To date, however, little attention has been paid to the factors that motivate those semantic approximations and the strategies that underlie their production. A recent attempt to do so can be found in Duvignau (2002, 2003) and Duvignau et al. (2007). These authors claim that semantic approximations in child language stem from analogic and pragmatic strategies, and help young speakers communicate their ideas and feelings by making up for their still immature lexical pools. In this, Duvignau's account complements previous research on the cognitive bases of semantic approximations in child language development (Bowerman, 1982; Clark, 1995; Dromi, 1987). In contrast to those semantic approximations emerging from the interferences of the speakers' native languages in second language acquisition, most of those included in our corpus of monolingual children are found not to interfere with communication, but rather to facilitate it. This particular status sets them apart from other types of random semantic approximations. In much the same vein, Iozzi and Barbieri (2009) carried out an experimental study from which it was concluded that in referential communication, preschoolers appear to produce 'nonconventional' messages involving analogies that allow them to succeed in communicating their thoughts in the absence of a conventional name for the intended referent.

The present study delves deeper into the conceptual nature of those semantic approximations produced by children under the general hypothesis that a vast number of them conform to the workings of a well-structured limited set of cognitive strategies, including conceptual metaphor, conceptual metonymy, and conceptual complexes. In this context, the present study represents a much needed corpus-based investigation of conceptual operations and complexes in child language. Current advances in cognitive modeling (Ruiz de Mendoza & Galera, 2014) are applied to the analysis of our corpus of semantic approximations in the language of a group of monolingual French-speaking children with a view on assessing the productivity of the aforementioned metaphorical and metonymic strategies, and conceptual complexes (i.e. metaphtonymies, double metonymies) in relation to this specific type of linguistic production.
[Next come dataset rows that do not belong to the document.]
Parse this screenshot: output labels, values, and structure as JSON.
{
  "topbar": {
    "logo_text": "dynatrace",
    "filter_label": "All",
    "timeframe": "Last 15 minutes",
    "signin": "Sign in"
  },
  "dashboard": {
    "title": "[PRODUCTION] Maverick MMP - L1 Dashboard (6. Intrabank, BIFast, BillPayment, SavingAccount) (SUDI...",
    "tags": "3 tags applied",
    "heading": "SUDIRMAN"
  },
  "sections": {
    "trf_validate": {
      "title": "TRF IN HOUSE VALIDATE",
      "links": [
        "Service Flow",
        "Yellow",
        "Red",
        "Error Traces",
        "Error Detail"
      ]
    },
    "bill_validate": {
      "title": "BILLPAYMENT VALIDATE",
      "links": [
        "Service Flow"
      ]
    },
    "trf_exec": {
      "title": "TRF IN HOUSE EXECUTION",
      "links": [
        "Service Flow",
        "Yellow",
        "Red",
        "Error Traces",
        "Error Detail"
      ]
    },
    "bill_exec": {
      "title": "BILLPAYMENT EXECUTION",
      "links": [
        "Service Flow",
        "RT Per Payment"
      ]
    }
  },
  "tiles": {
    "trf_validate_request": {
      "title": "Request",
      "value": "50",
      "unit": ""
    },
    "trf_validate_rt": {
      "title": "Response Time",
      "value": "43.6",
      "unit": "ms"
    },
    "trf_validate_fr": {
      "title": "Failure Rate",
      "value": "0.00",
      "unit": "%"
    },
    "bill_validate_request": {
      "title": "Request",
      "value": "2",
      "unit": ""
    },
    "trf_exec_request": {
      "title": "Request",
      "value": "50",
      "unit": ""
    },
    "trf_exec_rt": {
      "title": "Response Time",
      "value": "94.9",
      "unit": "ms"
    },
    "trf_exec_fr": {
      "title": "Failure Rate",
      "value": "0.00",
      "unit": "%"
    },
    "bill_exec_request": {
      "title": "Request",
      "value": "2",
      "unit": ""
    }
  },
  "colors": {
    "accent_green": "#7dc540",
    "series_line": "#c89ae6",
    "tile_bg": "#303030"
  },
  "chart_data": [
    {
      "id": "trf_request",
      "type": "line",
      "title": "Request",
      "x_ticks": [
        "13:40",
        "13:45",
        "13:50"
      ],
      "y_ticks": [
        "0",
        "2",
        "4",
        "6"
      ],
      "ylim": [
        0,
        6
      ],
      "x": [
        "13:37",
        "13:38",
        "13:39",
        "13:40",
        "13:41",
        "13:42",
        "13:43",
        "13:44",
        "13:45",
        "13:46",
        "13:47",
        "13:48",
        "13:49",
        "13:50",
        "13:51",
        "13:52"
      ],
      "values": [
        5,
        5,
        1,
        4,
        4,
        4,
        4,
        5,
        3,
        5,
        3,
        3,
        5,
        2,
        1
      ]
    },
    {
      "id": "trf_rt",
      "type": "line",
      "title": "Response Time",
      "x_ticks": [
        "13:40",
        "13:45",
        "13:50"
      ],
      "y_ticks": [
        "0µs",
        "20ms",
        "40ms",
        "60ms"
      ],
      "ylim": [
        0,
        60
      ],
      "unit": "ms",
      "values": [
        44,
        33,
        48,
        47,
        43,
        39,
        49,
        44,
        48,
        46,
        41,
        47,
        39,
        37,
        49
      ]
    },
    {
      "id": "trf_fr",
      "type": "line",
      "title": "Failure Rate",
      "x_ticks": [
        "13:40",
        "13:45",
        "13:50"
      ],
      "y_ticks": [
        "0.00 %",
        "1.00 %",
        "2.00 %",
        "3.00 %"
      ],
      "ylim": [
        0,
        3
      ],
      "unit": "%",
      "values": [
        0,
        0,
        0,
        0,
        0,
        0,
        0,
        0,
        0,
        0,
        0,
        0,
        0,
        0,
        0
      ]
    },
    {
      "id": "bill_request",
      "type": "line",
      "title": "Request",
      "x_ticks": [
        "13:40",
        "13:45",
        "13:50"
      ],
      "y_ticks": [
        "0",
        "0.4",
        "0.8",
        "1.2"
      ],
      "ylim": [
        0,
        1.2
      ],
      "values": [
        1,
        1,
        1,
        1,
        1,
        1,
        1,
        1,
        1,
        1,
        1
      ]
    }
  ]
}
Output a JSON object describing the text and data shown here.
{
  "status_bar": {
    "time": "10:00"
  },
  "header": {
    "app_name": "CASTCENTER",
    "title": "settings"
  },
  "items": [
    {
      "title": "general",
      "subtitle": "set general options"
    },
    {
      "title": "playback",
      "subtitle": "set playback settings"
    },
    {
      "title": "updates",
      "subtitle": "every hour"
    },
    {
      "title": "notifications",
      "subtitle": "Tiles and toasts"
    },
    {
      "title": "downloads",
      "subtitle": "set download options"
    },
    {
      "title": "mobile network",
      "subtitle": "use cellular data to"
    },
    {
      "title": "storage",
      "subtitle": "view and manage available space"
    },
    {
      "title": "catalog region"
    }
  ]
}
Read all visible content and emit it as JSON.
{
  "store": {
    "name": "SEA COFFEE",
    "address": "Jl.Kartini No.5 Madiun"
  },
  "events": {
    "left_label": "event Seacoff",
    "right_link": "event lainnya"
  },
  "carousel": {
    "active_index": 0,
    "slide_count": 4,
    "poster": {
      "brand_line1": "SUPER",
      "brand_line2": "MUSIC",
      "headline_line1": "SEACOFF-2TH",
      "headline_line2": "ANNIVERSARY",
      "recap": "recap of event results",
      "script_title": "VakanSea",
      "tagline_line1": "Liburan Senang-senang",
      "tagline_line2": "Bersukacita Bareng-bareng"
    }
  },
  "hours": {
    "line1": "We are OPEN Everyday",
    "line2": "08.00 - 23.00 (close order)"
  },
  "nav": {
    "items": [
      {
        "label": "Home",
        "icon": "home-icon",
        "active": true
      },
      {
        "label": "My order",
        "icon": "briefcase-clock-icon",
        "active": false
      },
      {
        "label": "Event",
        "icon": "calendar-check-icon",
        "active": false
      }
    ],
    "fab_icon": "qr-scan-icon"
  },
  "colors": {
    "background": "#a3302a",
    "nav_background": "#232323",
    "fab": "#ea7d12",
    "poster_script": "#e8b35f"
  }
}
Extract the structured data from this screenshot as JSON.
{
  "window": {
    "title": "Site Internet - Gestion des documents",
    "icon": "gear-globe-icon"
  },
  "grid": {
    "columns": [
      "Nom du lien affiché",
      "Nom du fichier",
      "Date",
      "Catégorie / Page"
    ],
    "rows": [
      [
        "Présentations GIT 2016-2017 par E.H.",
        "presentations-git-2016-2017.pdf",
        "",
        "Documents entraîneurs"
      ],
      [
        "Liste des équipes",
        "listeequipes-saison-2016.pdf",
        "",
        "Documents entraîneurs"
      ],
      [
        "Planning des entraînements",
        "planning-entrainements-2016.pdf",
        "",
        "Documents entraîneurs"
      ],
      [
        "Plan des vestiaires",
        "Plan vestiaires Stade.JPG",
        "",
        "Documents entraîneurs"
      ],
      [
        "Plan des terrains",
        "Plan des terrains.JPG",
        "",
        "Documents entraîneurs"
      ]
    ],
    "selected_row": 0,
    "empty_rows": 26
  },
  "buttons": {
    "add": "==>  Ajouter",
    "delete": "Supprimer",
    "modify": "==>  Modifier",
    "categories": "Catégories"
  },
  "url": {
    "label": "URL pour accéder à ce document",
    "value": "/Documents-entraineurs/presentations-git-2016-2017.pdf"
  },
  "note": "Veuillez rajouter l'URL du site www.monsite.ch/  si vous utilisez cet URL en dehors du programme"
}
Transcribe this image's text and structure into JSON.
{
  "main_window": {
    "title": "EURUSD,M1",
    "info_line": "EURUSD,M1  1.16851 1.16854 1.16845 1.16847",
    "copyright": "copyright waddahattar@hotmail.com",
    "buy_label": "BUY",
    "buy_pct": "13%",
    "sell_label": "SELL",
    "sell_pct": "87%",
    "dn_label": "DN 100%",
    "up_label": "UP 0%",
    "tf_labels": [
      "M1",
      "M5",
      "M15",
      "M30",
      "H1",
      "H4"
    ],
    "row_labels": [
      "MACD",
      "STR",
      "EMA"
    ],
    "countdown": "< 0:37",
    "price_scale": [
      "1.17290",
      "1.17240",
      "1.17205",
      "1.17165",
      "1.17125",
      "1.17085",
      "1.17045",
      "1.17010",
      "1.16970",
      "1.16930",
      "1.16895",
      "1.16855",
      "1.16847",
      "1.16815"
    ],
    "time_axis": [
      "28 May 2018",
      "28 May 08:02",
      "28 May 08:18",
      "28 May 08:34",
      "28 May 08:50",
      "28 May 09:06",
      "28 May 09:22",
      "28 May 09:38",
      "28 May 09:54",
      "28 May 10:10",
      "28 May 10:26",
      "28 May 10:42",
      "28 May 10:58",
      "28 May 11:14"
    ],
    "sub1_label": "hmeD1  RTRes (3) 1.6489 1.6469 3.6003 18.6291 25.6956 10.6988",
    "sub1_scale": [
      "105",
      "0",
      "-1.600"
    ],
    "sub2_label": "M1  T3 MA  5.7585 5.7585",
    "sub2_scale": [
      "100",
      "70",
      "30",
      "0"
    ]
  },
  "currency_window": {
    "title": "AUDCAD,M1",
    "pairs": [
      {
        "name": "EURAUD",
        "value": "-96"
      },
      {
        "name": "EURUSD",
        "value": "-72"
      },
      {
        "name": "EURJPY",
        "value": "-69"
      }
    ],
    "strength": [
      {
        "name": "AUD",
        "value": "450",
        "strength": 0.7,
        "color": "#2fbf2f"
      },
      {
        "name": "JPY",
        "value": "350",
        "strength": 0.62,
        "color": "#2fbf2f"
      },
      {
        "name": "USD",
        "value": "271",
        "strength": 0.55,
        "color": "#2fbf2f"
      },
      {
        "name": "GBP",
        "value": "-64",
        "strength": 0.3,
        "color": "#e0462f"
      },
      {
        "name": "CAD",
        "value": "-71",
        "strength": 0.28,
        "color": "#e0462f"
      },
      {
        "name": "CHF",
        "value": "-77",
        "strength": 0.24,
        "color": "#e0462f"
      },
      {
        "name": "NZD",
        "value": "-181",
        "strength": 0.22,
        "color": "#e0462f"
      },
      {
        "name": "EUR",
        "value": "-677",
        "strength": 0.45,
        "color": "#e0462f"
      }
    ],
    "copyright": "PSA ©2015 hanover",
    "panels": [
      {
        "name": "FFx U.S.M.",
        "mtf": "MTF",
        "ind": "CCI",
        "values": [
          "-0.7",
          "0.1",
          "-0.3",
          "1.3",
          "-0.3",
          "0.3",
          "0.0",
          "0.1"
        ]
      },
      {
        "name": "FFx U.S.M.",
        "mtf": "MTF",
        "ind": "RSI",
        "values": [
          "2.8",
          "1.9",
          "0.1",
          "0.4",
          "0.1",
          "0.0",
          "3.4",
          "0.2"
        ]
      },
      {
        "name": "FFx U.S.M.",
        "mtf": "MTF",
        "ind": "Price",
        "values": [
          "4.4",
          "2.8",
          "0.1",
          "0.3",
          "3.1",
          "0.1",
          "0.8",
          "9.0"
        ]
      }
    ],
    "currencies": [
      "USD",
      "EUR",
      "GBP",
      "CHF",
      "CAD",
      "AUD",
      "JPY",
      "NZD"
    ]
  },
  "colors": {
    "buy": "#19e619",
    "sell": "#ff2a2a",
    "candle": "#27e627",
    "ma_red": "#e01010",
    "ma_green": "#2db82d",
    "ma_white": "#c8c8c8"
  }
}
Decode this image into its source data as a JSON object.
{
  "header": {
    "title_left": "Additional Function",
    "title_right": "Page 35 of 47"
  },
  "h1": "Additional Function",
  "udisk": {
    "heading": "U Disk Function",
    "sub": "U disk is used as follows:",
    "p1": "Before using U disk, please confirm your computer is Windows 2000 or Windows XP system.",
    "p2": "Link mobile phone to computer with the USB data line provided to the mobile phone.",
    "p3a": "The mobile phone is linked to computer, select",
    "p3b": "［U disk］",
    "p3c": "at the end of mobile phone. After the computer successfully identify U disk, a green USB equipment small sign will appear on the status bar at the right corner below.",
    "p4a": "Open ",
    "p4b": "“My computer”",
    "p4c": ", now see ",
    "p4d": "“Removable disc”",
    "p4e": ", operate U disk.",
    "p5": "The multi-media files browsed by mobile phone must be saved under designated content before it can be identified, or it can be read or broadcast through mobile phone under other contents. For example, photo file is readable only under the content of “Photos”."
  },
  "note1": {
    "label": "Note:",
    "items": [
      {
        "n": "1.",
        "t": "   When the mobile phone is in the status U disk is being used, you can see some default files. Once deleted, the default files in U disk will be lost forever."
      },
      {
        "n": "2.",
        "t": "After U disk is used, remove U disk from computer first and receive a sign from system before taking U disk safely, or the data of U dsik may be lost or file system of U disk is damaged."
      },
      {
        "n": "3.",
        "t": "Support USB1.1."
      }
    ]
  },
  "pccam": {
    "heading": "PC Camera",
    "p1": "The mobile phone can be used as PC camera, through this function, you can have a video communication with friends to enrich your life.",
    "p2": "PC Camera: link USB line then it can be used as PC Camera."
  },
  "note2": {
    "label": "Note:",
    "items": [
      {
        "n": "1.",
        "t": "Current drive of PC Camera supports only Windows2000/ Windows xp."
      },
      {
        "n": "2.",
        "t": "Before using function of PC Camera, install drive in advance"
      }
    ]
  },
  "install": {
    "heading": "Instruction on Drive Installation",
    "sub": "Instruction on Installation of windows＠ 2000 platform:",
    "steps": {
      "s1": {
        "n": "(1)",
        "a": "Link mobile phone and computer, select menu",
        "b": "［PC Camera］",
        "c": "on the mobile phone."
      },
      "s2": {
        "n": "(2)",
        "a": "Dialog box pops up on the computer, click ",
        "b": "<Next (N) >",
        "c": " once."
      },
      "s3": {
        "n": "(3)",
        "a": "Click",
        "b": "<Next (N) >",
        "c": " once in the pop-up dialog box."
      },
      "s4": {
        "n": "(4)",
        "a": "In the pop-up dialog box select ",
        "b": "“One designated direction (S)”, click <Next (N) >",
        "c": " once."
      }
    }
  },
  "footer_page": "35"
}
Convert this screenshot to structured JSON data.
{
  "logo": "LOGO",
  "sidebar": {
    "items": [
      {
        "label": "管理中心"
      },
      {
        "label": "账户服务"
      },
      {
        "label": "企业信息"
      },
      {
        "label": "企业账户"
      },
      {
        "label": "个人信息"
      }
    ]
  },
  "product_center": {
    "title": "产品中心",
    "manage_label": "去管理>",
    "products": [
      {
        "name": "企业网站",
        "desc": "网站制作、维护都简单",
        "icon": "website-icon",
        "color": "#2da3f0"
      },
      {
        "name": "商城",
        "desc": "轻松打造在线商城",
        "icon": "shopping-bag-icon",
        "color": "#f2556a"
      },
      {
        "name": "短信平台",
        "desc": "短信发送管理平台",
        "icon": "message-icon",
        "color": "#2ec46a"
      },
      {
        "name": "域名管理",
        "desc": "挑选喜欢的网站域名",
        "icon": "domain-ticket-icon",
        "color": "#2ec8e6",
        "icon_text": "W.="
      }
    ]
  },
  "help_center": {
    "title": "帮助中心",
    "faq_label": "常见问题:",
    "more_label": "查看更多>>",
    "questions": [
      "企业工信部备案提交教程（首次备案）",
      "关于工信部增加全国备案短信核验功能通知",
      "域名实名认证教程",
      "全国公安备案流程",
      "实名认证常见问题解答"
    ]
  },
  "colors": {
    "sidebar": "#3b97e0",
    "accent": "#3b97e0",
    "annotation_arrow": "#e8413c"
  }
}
Additionally, the analysis of the data also investigates the level of conceptual complexity of the cognitive operations underlying the production of semantic approximations in child language. Finally, age effects are also considered.

The results of the investigation spell out the role played by these cognitive operations in the language of young children. Additionally, our findings also call for a revision and extension of the inventory of functions traditionally assigned to cognitive metaphor and metonymy.